But HR technology investment is not just a matter of streamlining to increase cash reserves – it can prevent non-compliance, which is a huge risk to any company. The rules, laws and regulations surrounding employment and employees are constantly changing, developing and – more often than not – tightening. The punishments for not adhering to these requirements get harsher by the tax year. Investing in workforce management, workforce analytics and rota software is a great way to ensure compliance without causing significant disruption thanks to in-app safety nets.
“Being compliant and staying up to date regarding the latest laws is a lot easier than people think. Getting the right payroll and HR software is the most important step,” says Andrew Northcott, of Roubler.
“Good providers, like Roubler, have in-built compliance controls to ensure you are abiding by immigration, employment conditions and minimum wage laws each time you onboard someone or run a payroll.

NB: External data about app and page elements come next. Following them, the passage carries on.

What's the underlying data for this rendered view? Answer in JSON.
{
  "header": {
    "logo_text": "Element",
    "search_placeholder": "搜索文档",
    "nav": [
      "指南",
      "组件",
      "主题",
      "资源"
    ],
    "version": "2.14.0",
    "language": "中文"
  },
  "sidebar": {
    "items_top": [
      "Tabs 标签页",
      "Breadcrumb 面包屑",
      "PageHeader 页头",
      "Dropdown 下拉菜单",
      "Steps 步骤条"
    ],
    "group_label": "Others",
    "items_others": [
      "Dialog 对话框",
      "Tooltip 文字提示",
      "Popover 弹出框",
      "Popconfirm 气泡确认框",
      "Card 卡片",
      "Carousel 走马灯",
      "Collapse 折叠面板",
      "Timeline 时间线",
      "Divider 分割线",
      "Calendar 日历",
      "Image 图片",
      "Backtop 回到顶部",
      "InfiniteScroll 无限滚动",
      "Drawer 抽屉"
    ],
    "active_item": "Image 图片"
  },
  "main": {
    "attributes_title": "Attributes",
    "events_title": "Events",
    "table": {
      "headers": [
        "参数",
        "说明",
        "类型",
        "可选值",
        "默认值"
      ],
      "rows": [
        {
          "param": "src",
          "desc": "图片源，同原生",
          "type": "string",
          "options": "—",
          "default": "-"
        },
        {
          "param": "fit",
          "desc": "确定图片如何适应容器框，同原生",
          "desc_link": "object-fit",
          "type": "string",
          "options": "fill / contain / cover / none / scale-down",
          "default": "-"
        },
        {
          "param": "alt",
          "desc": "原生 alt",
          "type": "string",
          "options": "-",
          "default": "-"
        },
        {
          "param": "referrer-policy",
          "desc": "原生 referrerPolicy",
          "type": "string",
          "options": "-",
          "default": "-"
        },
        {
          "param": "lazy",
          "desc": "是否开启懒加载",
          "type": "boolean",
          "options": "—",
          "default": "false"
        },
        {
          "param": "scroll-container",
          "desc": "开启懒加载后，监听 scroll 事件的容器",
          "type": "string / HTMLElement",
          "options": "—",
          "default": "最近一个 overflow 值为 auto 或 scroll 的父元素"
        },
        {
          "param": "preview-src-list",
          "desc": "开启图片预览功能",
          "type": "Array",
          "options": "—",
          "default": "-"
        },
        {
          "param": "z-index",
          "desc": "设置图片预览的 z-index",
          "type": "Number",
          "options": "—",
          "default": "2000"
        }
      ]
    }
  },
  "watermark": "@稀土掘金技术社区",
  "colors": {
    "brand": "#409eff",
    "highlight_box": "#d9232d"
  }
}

“Online employment law resources designed for employers are a great way to keep abreast of laws (they usually offer subscriptions), as are resource centres and courses run by professional accounting and HR associations like CIPD.”
It’s also important to consider the benefits of future-proofing, not least when times are tough. Traditionally in marketing circles, it’s the companies that maintain or increase their spend during economic downturns that emerge healthiest when clouds clear. This is no different in HR and payroll software – hence why these costs should be in your latest budget. Not only will you be able to hit the ground running when consumer spend returns to ‘normal’ levels, your HR technology, workforce management applications, and rota software will be fit-for-purpose for longer than competitors that don’t act now.
It boils down to the simple rule of not allowing technology to become outmoded or outdated, but instead updating in advance for the best results. After all, the UK Government has shown in recent months what happens when you leave things to the 11th hour.